©Sara France

Team Player

When Sara France launched her wedding photography business as a side gig in 2001, she took a business-first approach. Over the next nine years, she steadily built a clientele and an impressive portfolio, working increasingly high-end events in and around San Diego. Her work with artistic depth of field and creative off-camera lighting drew attention from Apple, which purchased her images to display in their stores and online. She was named a Sony Artisan of Imagery and became a mentor in Sony’s Alpha Female program. Today, she’s a sought-after wedding photographer in the San Diego area.

Beyond her talent with a camera, a key to France’s success has been a team-based approach to the development of her business. From the beginning, France enjoyed the camaraderie of working with a team. The inspiration to build a collective came when she had to start turning away potential clients who didn’t meet her minimum budget requirements. France didn’t love the idea of referring them to other photographers whose professionalism she couldn’t verify. So, she started bringing in photographers under her umbrella, nurturing them to build the requisite skills and professional practices, and then sending them work with the confidence they would be able to produce the right kind of experience for clients.

©Sara France
©Sara France

France separated her business into distinct brands. Sara France Photography became the luxury wedding photography provider. The Copper Collective became the mid-range studio. That arm of the business includes multiple photographers operating at different budget levels and with their own styles.

Though France manages The Copper Collective, the branding is not tied to her name. This allows the individual photographers to establish their own identities while also providing clarity for clients. As the collective has established itself, most of its leads come in directly, with wedding planners and other referral sources typically seeking out individual photographers who match the style and budget of their clients.

The pairing of The Copper Collective with Sara France Photography has allowed France to accommodate couples with budgets ranging from $3,000 to $10,000-plus. Together, the studios can handle a higher volume because the brands share production resources, such as a production manager, photo editor, and other associates who cull images and post galleries.

©Sara France

The arrangement gives each photographer the confidence to take on more weddings than most individual photographers could manage, including logistically challenging events like destination weddings, because the team keeps production moving while the photographers are on location. France’s team handles all of the bookings, client management, business management, and marketing, which additionally frees up the photographers to focus on their craft.


What makes the cooperative arrangement relatively unique—and effective—is that the photographers aren’t employees. They are individual artists, and France is dedicated to helping them build their own brands within the collective.
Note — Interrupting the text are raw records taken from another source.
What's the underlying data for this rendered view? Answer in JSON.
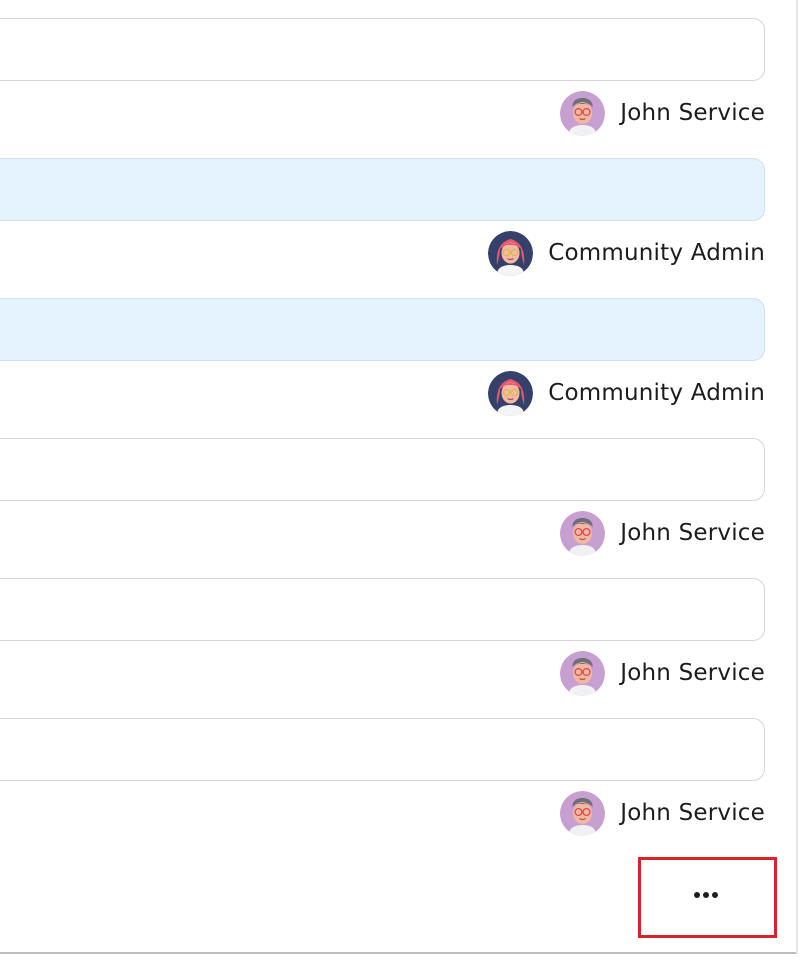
{
  "messages": [
    {
      "bubble_style": "plain",
      "author": {
        "name": "John Service",
        "avatar_icon": "john-service-avatar-icon"
      }
    },
    {
      "bubble_style": "highlighted",
      "author": {
        "name": "Community Admin",
        "avatar_icon": "community-admin-avatar-icon"
      }
    },
    {
      "bubble_style": "highlighted",
      "author": {
        "name": "Community Admin",
        "avatar_icon": "community-admin-avatar-icon"
      }
    },
    {
      "bubble_style": "plain",
      "author": {
        "name": "John Service",
        "avatar_icon": "john-service-avatar-icon"
      }
    },
    {
      "bubble_style": "plain",
      "author": {
        "name": "John Service",
        "avatar_icon": "john-service-avatar-icon"
      }
    },
    {
      "bubble_style": "plain",
      "author": {
        "name": "John Service",
        "avatar_icon": "john-service-avatar-icon"
      }
    }
  ],
  "more_button": {
    "icon": "ellipsis-icon"
  },
  "colors": {
    "highlight_bubble": "#e4f3fd",
    "plain_bubble": "#ffffff",
    "bubble_border": "#d6d6d6",
    "focus_outline": "#d9222a"
  }
}
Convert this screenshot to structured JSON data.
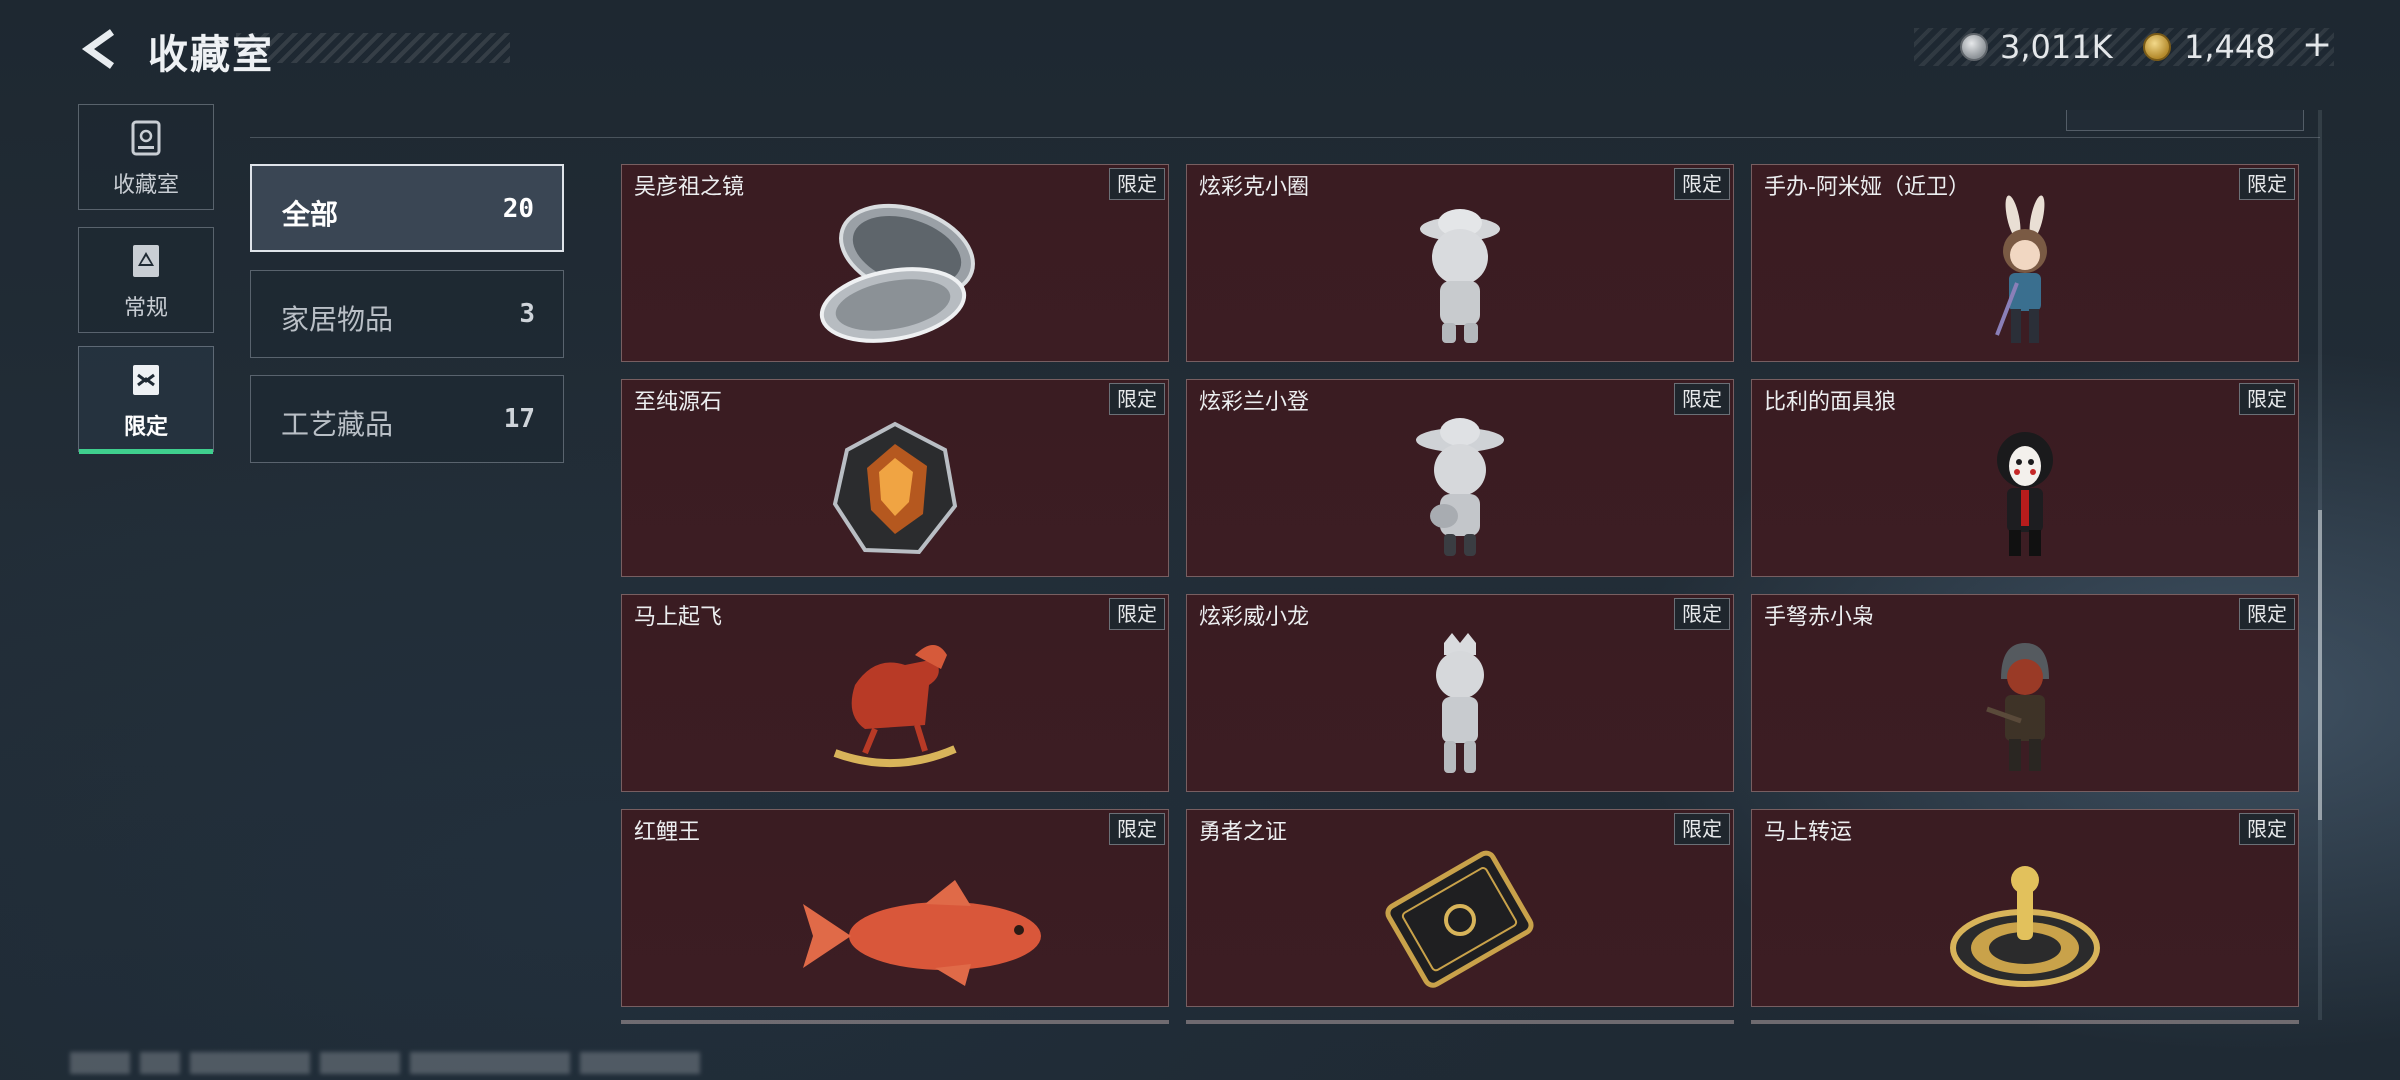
{
  "header": {
    "title": "收藏室",
    "currency": [
      {
        "icon": "silver-coin-icon",
        "value": "3,011K"
      },
      {
        "icon": "gold-coin-icon",
        "value": "1,448",
        "action": "+"
      }
    ]
  },
  "side_nav": [
    {
      "label": "收藏室",
      "icon": "collection-icon",
      "active": false
    },
    {
      "label": "常规",
      "icon": "regular-icon",
      "active": false
    },
    {
      "label": "限定",
      "icon": "limited-icon",
      "active": true
    }
  ],
  "categories": [
    {
      "name": "全部",
      "count": "20",
      "active": true
    },
    {
      "name": "家居物品",
      "count": "3",
      "active": false
    },
    {
      "name": "工艺藏品",
      "count": "17",
      "active": false
    }
  ],
  "items": [
    {
      "name": "吴彦祖之镜",
      "tag": "限定",
      "icon": "compact-mirror-icon"
    },
    {
      "name": "炫彩克小圈",
      "tag": "限定",
      "icon": "figurine-hat-icon"
    },
    {
      "name": "手办-阿米娅（近卫）",
      "tag": "限定",
      "icon": "figurine-bunny-icon"
    },
    {
      "name": "至纯源石",
      "tag": "限定",
      "icon": "crystal-gem-icon"
    },
    {
      "name": "炫彩兰小登",
      "tag": "限定",
      "icon": "figurine-sombrero-icon"
    },
    {
      "name": "比利的面具狼",
      "tag": "限定",
      "icon": "puppet-figure-icon"
    },
    {
      "name": "马上起飞",
      "tag": "限定",
      "icon": "rocking-horse-icon"
    },
    {
      "name": "炫彩威小龙",
      "tag": "限定",
      "icon": "figurine-crown-icon"
    },
    {
      "name": "手弩赤小枭",
      "tag": "限定",
      "icon": "figurine-hooded-icon"
    },
    {
      "name": "红鲤王",
      "tag": "限定",
      "icon": "koi-fish-icon"
    },
    {
      "name": "勇者之证",
      "tag": "限定",
      "icon": "badge-card-icon"
    },
    {
      "name": "马上转运",
      "tag": "限定",
      "icon": "fortune-wheel-icon"
    }
  ]
}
A successful collective business model depends on finding the right photographers, says France. “Treat them right, help them, give them a sense of ownership.” With that in mind, she invests heavily in the education of the collective’s photographers. She’s devised a multistep process for bringing photographers up to speed:

  • Evaluate. Assess the photographer and figure out areas of weakness that need to be addressed. Their use of light is often a good starting place.
  • Build the gear bag. France goes through in-depth lessons on building a professional collection of gear, including off-camera flashes, the right mix of lenses, and accessories. She also coaches them through creating a priority list for their purchases and budgeting for the major expenditures.
  • Light training. France teaches advanced techniques for using off-camera flash and continuous lighting products.
  • Event reviews. She reviews previous events, talks about what worked and why, as well as what didn’t work and why.
  • Monthly training. Every month, France gets together with the collective photographers, usually for a half day, and works through different scenarios. These could be things the photographers are struggling with or new techniques to add to their artistic arsenal.
  • Presentation. France covers tips on attire, professional presentation, even hair and makeup styles that are appropriate for a wedding job.
  • On-the-job learning. All collective photographers shadow France on multiple weddings before going out on their own. She shows them how to speak to clients, how to set up family groups, how to compose formals, and how to interact with families. “You can have a great camera, great gear, and great photography skills, but if you can’t interact with a client and help them through a wedding day, you’re going to be very limited in what you can capture,” says France. “So, this is an obvious area of emphasis.”
©Sara France

If there’s a key element that has made the collective the success that it is, it’s the buy-in France gets from the photographers who train and work with her. “The secret sauce for building a business that includes other photographers is that it really needs to feel like it’s their own business,” she says. “I wanted to find a way to get photographers 100 percent invested versus just using the collective as a way to build their own brand and [then] bolt. That’s why we handle a lot of the administrative things photographers spend their weekdays doing, and we have the systems in place that many people take years to establish, so they can just step into a business that’s already built for them.”

Jeff Kent is editor-at-large.